#### Exercise:
Exact reproductions of all the entries, please, and no pictures.

Material to process START

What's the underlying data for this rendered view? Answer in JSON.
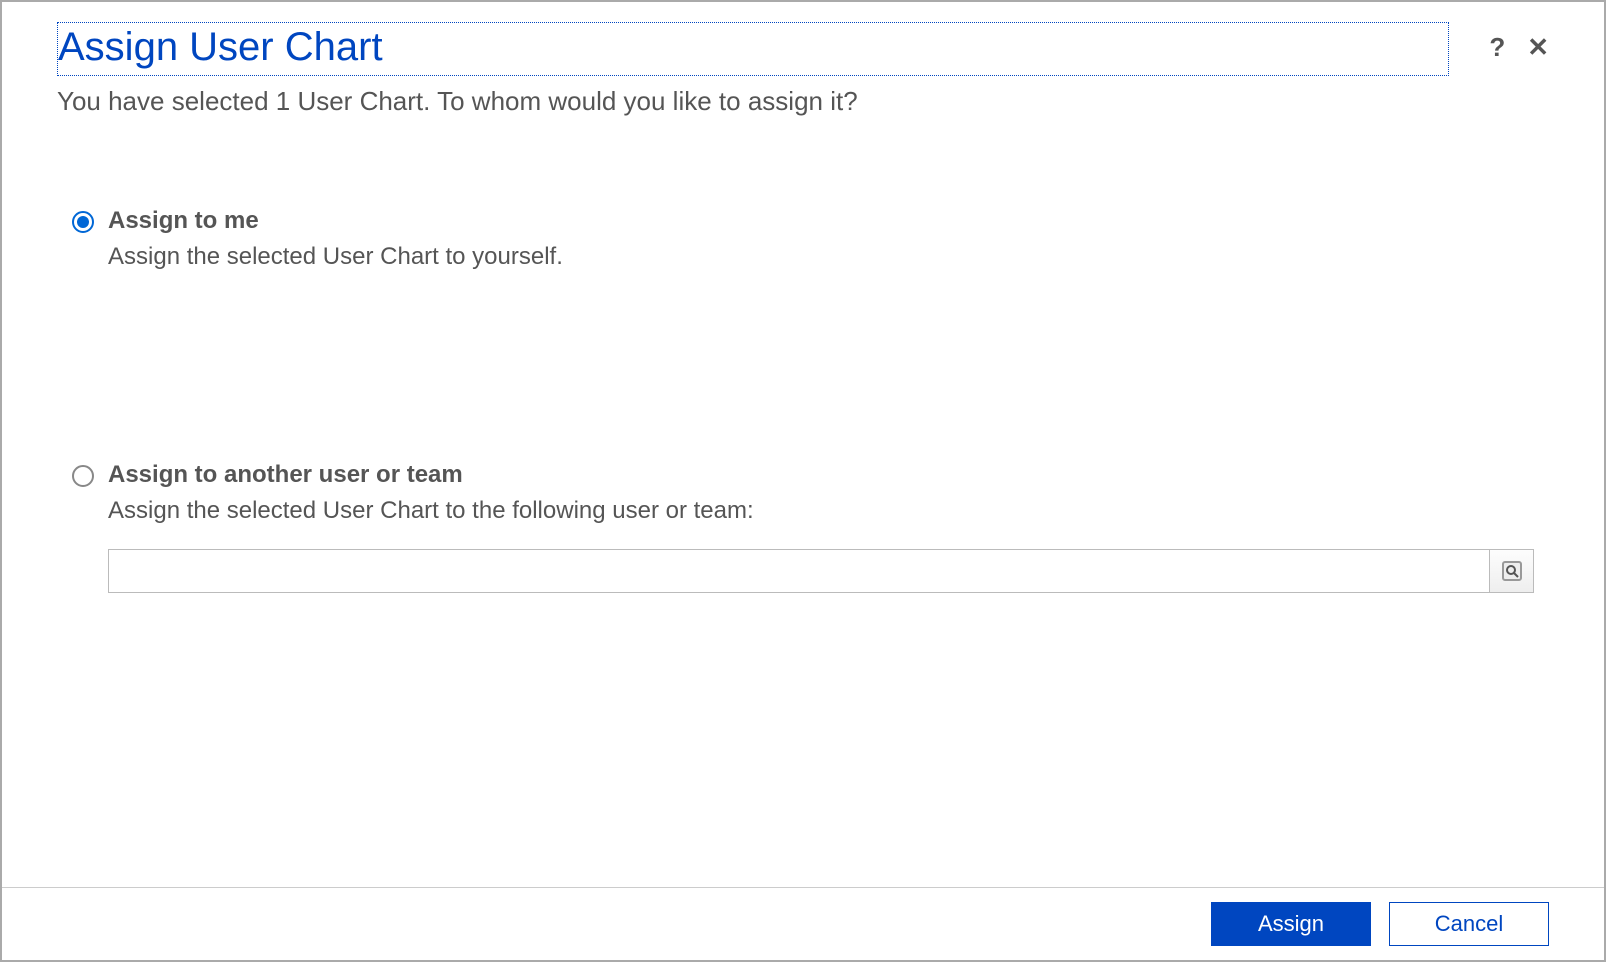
{
  "dialog": {
    "title": "Assign User Chart",
    "subtitle": "You have selected 1 User Chart. To whom would you like to assign it?"
  },
  "options": {
    "me": {
      "title": "Assign to me",
      "desc": "Assign the selected User Chart to yourself.",
      "selected": true
    },
    "other": {
      "title": "Assign to another user or team",
      "desc": "Assign the selected User Chart to the following user or team:",
      "selected": false,
      "lookup_value": ""
    }
  },
  "footer": {
    "assign": "Assign",
    "cancel": "Cancel"
  },
  "icons": {
    "help": "?",
    "close": "✕"
  }
}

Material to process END

#### Solution to the problem:
What's the underlying data for this rendered view? Answer in JSON.
{
  "dialog": {
    "title": "Assign User Chart",
    "subtitle": "You have selected 1 User Chart. To whom would you like to assign it?"
  },
  "options": {
    "me": {
      "title": "Assign to me",
      "desc": "Assign the selected User Chart to yourself.",
      "selected": true
    },
    "other": {
      "title": "Assign to another user or team",
      "desc": "Assign the selected User Chart to the following user or team:",
      "selected": false,
      "lookup_value": ""
    }
  },
  "footer": {
    "assign": "Assign",
    "cancel": "Cancel"
  },
  "icons": {
    "help": "?",
    "close": "✕"
  }
}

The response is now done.